Urban Centers Forums have been conducted since the development of VISTA 2025, the County’s economic development strategy. The forums are the result of a partnership involving the Chester County Commissioners, the County Department of Community Development, the County Planning Commission, and the Chester County Economic Development Council.
County Planning Commission Executive Director Brian O’Leary noted that his office is implementing projects in Landscapes3 that will help the boroughs and City of Coatesville such as an Urban Centers Design Guide. He said the Vision Partnership Program (VPP) is available for all municipalities in Chester County, including urban centers, to help improve their planning programs while achieving consistency with Landscapes3. The deadline for Chester County municipalities to apply for the second round of the 2019 VPP is 4 p.m. October 25th. View more information about the VPP.

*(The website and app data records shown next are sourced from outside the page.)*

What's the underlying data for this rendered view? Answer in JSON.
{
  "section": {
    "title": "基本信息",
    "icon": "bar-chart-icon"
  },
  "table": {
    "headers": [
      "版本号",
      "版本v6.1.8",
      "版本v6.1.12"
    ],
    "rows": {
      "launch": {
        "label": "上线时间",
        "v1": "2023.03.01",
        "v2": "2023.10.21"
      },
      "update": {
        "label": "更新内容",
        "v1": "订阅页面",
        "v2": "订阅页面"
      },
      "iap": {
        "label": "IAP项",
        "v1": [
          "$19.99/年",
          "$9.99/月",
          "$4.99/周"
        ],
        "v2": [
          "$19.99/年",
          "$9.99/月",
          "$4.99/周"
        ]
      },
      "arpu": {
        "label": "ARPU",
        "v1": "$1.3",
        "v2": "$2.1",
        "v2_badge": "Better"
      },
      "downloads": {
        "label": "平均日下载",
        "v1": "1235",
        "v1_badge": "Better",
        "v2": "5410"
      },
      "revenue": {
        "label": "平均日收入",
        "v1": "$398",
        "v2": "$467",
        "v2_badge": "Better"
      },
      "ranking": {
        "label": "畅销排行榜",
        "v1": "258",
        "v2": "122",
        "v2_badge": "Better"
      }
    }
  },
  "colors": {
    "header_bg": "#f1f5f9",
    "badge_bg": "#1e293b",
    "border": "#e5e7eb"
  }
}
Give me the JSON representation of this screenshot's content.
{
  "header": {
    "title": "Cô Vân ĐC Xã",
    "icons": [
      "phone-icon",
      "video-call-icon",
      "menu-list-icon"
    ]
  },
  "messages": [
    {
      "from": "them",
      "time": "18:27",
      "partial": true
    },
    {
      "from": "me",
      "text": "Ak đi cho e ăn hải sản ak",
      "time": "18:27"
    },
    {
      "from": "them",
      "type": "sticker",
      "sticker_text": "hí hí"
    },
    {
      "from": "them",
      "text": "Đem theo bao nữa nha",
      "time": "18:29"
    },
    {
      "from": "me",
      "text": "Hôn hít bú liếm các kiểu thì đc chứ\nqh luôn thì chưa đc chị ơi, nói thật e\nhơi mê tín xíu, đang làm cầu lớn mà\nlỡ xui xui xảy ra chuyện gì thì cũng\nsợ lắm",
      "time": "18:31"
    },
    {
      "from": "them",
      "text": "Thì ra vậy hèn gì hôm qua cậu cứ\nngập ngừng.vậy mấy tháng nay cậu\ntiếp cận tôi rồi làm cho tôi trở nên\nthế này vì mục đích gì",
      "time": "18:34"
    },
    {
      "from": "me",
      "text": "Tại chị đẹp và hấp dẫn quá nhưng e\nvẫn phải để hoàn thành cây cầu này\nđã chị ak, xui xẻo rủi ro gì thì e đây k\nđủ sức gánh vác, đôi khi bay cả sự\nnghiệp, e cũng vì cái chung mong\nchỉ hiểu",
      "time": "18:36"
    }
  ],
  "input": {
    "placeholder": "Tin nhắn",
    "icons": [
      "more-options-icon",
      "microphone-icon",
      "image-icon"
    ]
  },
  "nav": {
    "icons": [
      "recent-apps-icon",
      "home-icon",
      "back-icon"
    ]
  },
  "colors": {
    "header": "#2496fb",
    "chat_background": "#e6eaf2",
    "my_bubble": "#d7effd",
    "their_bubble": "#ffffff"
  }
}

County Department of Community Development Director Pat Bokovitz also noted that now is the time for urban centers to begin coordinating with his staff and Myers on Chester County Community Revitalization Program (CRP) grant opportunities for infrastructure improvements. He said that next application process will begin in the spring.
CRP projects are “all important in their own way whether they are visible (above ground) or invisible (below ground),” Bokovitz said, adding that the program is connected to Landscapes3 because it directs appropriate growth to the County’s urban centers.
View more information about the CRP. Municipalities also can sign up for alerts about community development grants by contacting Department of Community Development Planning Supervisor Shaun Bollig at email@example.com